WHAT YOU WILL DO: Check every line below for the word "formEl" and show those that hold it.

Web page and app entries
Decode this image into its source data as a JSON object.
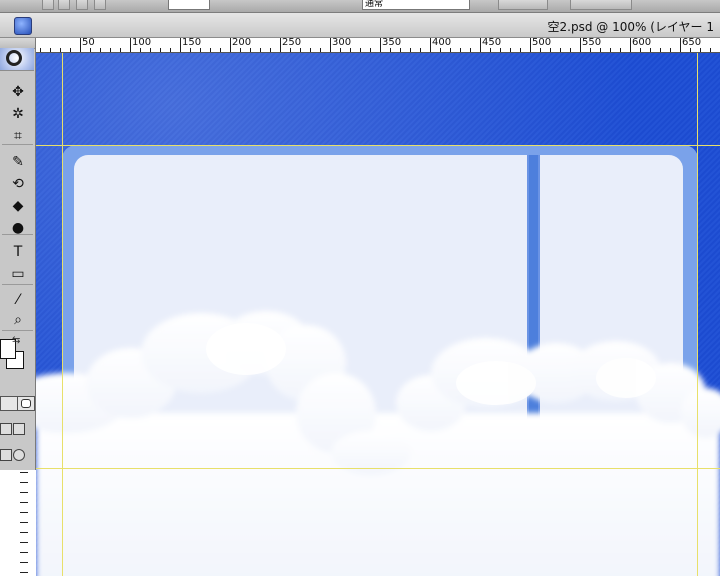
{
  "window": {
    "document_title": "空2.psd @ 100% (レイヤー 1"
  },
  "options_bar": {
    "mode_value": "通常"
  },
  "ruler": {
    "labels": [
      "50",
      "100",
      "150",
      "200",
      "250",
      "300",
      "350",
      "400",
      "450",
      "500",
      "550",
      "600",
      "650"
    ]
  },
  "toolbox": {
    "tools": [
      {
        "name": "move-tool-icon",
        "glyph": "✥"
      },
      {
        "name": "magic-wand-tool-icon",
        "glyph": "✲"
      },
      {
        "name": "crop-tool-icon",
        "glyph": "⌗"
      },
      {
        "name": "brush-tool-icon",
        "glyph": "✎"
      },
      {
        "name": "history-brush-tool-icon",
        "glyph": "⟲"
      },
      {
        "name": "paint-bucket-tool-icon",
        "glyph": "◆"
      },
      {
        "name": "dodge-tool-icon",
        "glyph": "●"
      },
      {
        "name": "type-tool-icon",
        "glyph": "T"
      },
      {
        "name": "shape-tool-icon",
        "glyph": "▭"
      },
      {
        "name": "eyedropper-tool-icon",
        "glyph": "⁄"
      },
      {
        "name": "zoom-tool-icon",
        "glyph": "⌕"
      }
    ]
  },
  "colors": {
    "sky_blue": "#1a46c8",
    "panel_frame": "#7aa2ea",
    "panel_fill": "#e9eefa",
    "guide": "#e8e06a"
  }
}
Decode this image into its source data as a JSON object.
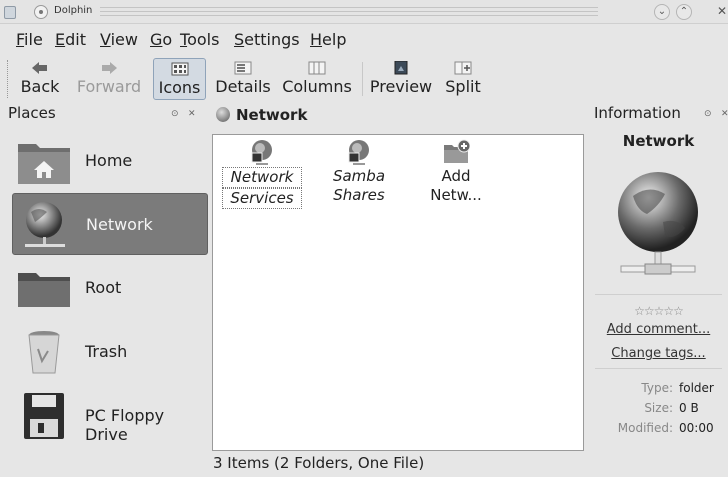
{
  "window": {
    "title": "Dolphin"
  },
  "menubar": [
    {
      "u": "F",
      "rest": "ile"
    },
    {
      "u": "E",
      "rest": "dit"
    },
    {
      "u": "V",
      "rest": "iew"
    },
    {
      "u": "G",
      "rest": "o"
    },
    {
      "pre": "",
      "u": "T",
      "rest": "ools"
    },
    {
      "u": "S",
      "rest": "ettings"
    },
    {
      "u": "H",
      "rest": "elp"
    }
  ],
  "toolbar": {
    "back": "Back",
    "forward": "Forward",
    "icons": "Icons",
    "details": "Details",
    "columns": "Columns",
    "preview": "Preview",
    "split": "Split"
  },
  "places": {
    "title": "Places",
    "items": [
      {
        "label": "Home",
        "icon": "home-folder-icon"
      },
      {
        "label": "Network",
        "icon": "network-globe-icon",
        "selected": true
      },
      {
        "label": "Root",
        "icon": "folder-icon"
      },
      {
        "label": "Trash",
        "icon": "trash-icon"
      },
      {
        "label": "PC Floppy Drive",
        "icon": "floppy-icon"
      }
    ]
  },
  "view": {
    "location": "Network",
    "items": [
      {
        "name1": "Network",
        "name2": "Services",
        "icon": "network-service-icon"
      },
      {
        "name1": "Samba",
        "name2": "Shares",
        "icon": "network-service-icon"
      },
      {
        "name1": "Add",
        "name2": "Netw...",
        "icon": "add-folder-icon"
      }
    ],
    "status": "3 Items (2 Folders, One File)"
  },
  "info": {
    "title": "Information",
    "name": "Network",
    "stars": "☆☆☆☆☆",
    "add_comment": "Add comment...",
    "change_tags": "Change tags...",
    "type_label": "Type:",
    "type_value": "folder",
    "size_label": "Size:",
    "size_value": "0 B",
    "modified_label": "Modified:",
    "modified_value": "00:00"
  }
}
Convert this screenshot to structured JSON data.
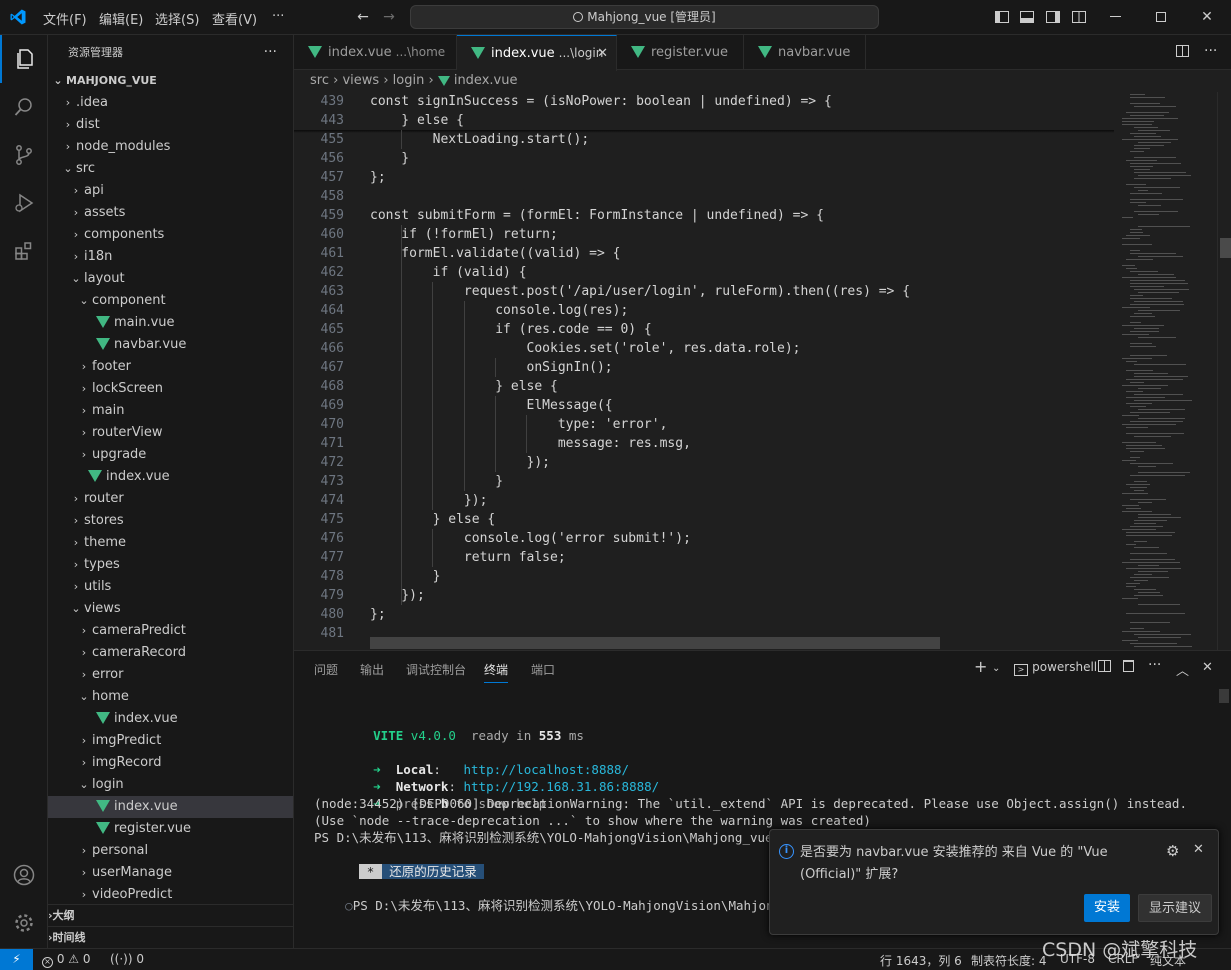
{
  "titlebar": {
    "menus": [
      "文件(F)",
      "编辑(E)",
      "选择(S)",
      "查看(V)",
      "···"
    ],
    "search": "Mahjong_vue [管理员]"
  },
  "sidebar": {
    "title": "资源管理器",
    "more": "···",
    "root": "MAHJONG_VUE",
    "items": [
      {
        "label": ".idea",
        "depth": 1,
        "kind": "folder",
        "open": false
      },
      {
        "label": "dist",
        "depth": 1,
        "kind": "folder",
        "open": false
      },
      {
        "label": "node_modules",
        "depth": 1,
        "kind": "folder",
        "open": false
      },
      {
        "label": "src",
        "depth": 1,
        "kind": "folder",
        "open": true
      },
      {
        "label": "api",
        "depth": 2,
        "kind": "folder",
        "open": false
      },
      {
        "label": "assets",
        "depth": 2,
        "kind": "folder",
        "open": false
      },
      {
        "label": "components",
        "depth": 2,
        "kind": "folder",
        "open": false
      },
      {
        "label": "i18n",
        "depth": 2,
        "kind": "folder",
        "open": false
      },
      {
        "label": "layout",
        "depth": 2,
        "kind": "folder",
        "open": true
      },
      {
        "label": "component",
        "depth": 3,
        "kind": "folder",
        "open": true
      },
      {
        "label": "main.vue",
        "depth": 4,
        "kind": "vue"
      },
      {
        "label": "navbar.vue",
        "depth": 4,
        "kind": "vue"
      },
      {
        "label": "footer",
        "depth": 3,
        "kind": "folder",
        "open": false
      },
      {
        "label": "lockScreen",
        "depth": 3,
        "kind": "folder",
        "open": false
      },
      {
        "label": "main",
        "depth": 3,
        "kind": "folder",
        "open": false
      },
      {
        "label": "routerView",
        "depth": 3,
        "kind": "folder",
        "open": false
      },
      {
        "label": "upgrade",
        "depth": 3,
        "kind": "folder",
        "open": false
      },
      {
        "label": "index.vue",
        "depth": 3,
        "kind": "vue"
      },
      {
        "label": "router",
        "depth": 2,
        "kind": "folder",
        "open": false
      },
      {
        "label": "stores",
        "depth": 2,
        "kind": "folder",
        "open": false
      },
      {
        "label": "theme",
        "depth": 2,
        "kind": "folder",
        "open": false
      },
      {
        "label": "types",
        "depth": 2,
        "kind": "folder",
        "open": false
      },
      {
        "label": "utils",
        "depth": 2,
        "kind": "folder",
        "open": false
      },
      {
        "label": "views",
        "depth": 2,
        "kind": "folder",
        "open": true
      },
      {
        "label": "cameraPredict",
        "depth": 3,
        "kind": "folder",
        "open": false
      },
      {
        "label": "cameraRecord",
        "depth": 3,
        "kind": "folder",
        "open": false
      },
      {
        "label": "error",
        "depth": 3,
        "kind": "folder",
        "open": false
      },
      {
        "label": "home",
        "depth": 3,
        "kind": "folder",
        "open": true
      },
      {
        "label": "index.vue",
        "depth": 4,
        "kind": "vue"
      },
      {
        "label": "imgPredict",
        "depth": 3,
        "kind": "folder",
        "open": false
      },
      {
        "label": "imgRecord",
        "depth": 3,
        "kind": "folder",
        "open": false
      },
      {
        "label": "login",
        "depth": 3,
        "kind": "folder",
        "open": true
      },
      {
        "label": "index.vue",
        "depth": 4,
        "kind": "vue",
        "selected": true
      },
      {
        "label": "register.vue",
        "depth": 4,
        "kind": "vue"
      },
      {
        "label": "personal",
        "depth": 3,
        "kind": "folder",
        "open": false
      },
      {
        "label": "userManage",
        "depth": 3,
        "kind": "folder",
        "open": false
      },
      {
        "label": "videoPredict",
        "depth": 3,
        "kind": "folder",
        "open": false
      }
    ],
    "outline": "大纲",
    "timeline": "时间线"
  },
  "tabs": [
    {
      "label": "index.vue",
      "desc": "...\\home",
      "active": false
    },
    {
      "label": "index.vue",
      "desc": "...\\login",
      "active": true
    },
    {
      "label": "register.vue",
      "desc": "",
      "active": false
    },
    {
      "label": "navbar.vue",
      "desc": "",
      "active": false
    }
  ],
  "breadcrumb": [
    "src",
    "views",
    "login",
    "index.vue"
  ],
  "code": [
    {
      "ln": "439",
      "text": "const signInSuccess = (isNoPower: boolean | undefined) => {"
    },
    {
      "ln": "443",
      "text": "    } else {"
    },
    {
      "ln": "455",
      "text": "        NextLoading.start();"
    },
    {
      "ln": "456",
      "text": "    }"
    },
    {
      "ln": "457",
      "text": "};"
    },
    {
      "ln": "458",
      "text": ""
    },
    {
      "ln": "459",
      "text": "const submitForm = (formEl: FormInstance | undefined) => {"
    },
    {
      "ln": "460",
      "text": "    if (!formEl) return;"
    },
    {
      "ln": "461",
      "text": "    formEl.validate((valid) => {"
    },
    {
      "ln": "462",
      "text": "        if (valid) {"
    },
    {
      "ln": "463",
      "text": "            request.post('/api/user/login', ruleForm).then((res) => {"
    },
    {
      "ln": "464",
      "text": "                console.log(res);"
    },
    {
      "ln": "465",
      "text": "                if (res.code == 0) {"
    },
    {
      "ln": "466",
      "text": "                    Cookies.set('role', res.data.role);"
    },
    {
      "ln": "467",
      "text": "                    onSignIn();"
    },
    {
      "ln": "468",
      "text": "                } else {"
    },
    {
      "ln": "469",
      "text": "                    ElMessage({"
    },
    {
      "ln": "470",
      "text": "                        type: 'error',"
    },
    {
      "ln": "471",
      "text": "                        message: res.msg,"
    },
    {
      "ln": "472",
      "text": "                    });"
    },
    {
      "ln": "473",
      "text": "                }"
    },
    {
      "ln": "474",
      "text": "            });"
    },
    {
      "ln": "475",
      "text": "        } else {"
    },
    {
      "ln": "476",
      "text": "            console.log('error submit!');"
    },
    {
      "ln": "477",
      "text": "            return false;"
    },
    {
      "ln": "478",
      "text": "        }"
    },
    {
      "ln": "479",
      "text": "    });"
    },
    {
      "ln": "480",
      "text": "};"
    },
    {
      "ln": "481",
      "text": ""
    }
  ],
  "panel": {
    "tabs": [
      "问题",
      "输出",
      "调试控制台",
      "终端",
      "端口"
    ],
    "active_tab": "终端",
    "shell": "powershell",
    "terminal": {
      "vite": "VITE",
      "version": "v4.0.0",
      "ready_prefix": "ready in",
      "ready_ms": "553",
      "ready_unit": "ms",
      "local_label": "Local",
      "local_url": "http://localhost:8888/",
      "network_label": "Network",
      "network_url": "http://192.168.31.86:8888/",
      "press_prefix": "press",
      "press_key": "h",
      "press_suffix": "to show help",
      "warn1": "(node:34452) [DEP0060] DeprecationWarning: The `util._extend` API is deprecated. Please use Object.assign() instead.",
      "warn2": "(Use `node --trace-deprecation ...` to show where the warning was created)",
      "ps1": "PS D:\\未发布\\113、麻将识别检测系统\\YOLO-MahjongVision\\Mahjong_vue",
      "restored_star": "*",
      "restored": "还原的历史记录",
      "ps2": "PS D:\\未发布\\113、麻将识别检测系统\\YOLO-MahjongVision\\Mahjong_vue"
    }
  },
  "notification": {
    "message": "是否要为 navbar.vue 安装推荐的 来自 Vue 的 \"Vue (Official)\" 扩展?",
    "install": "安装",
    "show_recommendations": "显示建议"
  },
  "statusbar": {
    "errors": "0",
    "warnings": "0",
    "ports": "0",
    "position": "行 1643，列 6",
    "tab_size": "制表符长度: 4",
    "encoding": "UTF-8",
    "eol": "CRLF",
    "language": "纯文本",
    "watermark": "CSDN @斌擎科技"
  },
  "colors": {
    "accent": "#0078d4",
    "vue_green": "#41b883",
    "terminal_green": "#23d18b",
    "terminal_cyan": "#29b8db"
  }
}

EXERCISE RESPONSE:
      "text": "const submitForm = (formEl: FormInstance | undefined) => {"
      "text": "    if (!formEl) return;"
      "text": "    formEl.validate((valid) => {"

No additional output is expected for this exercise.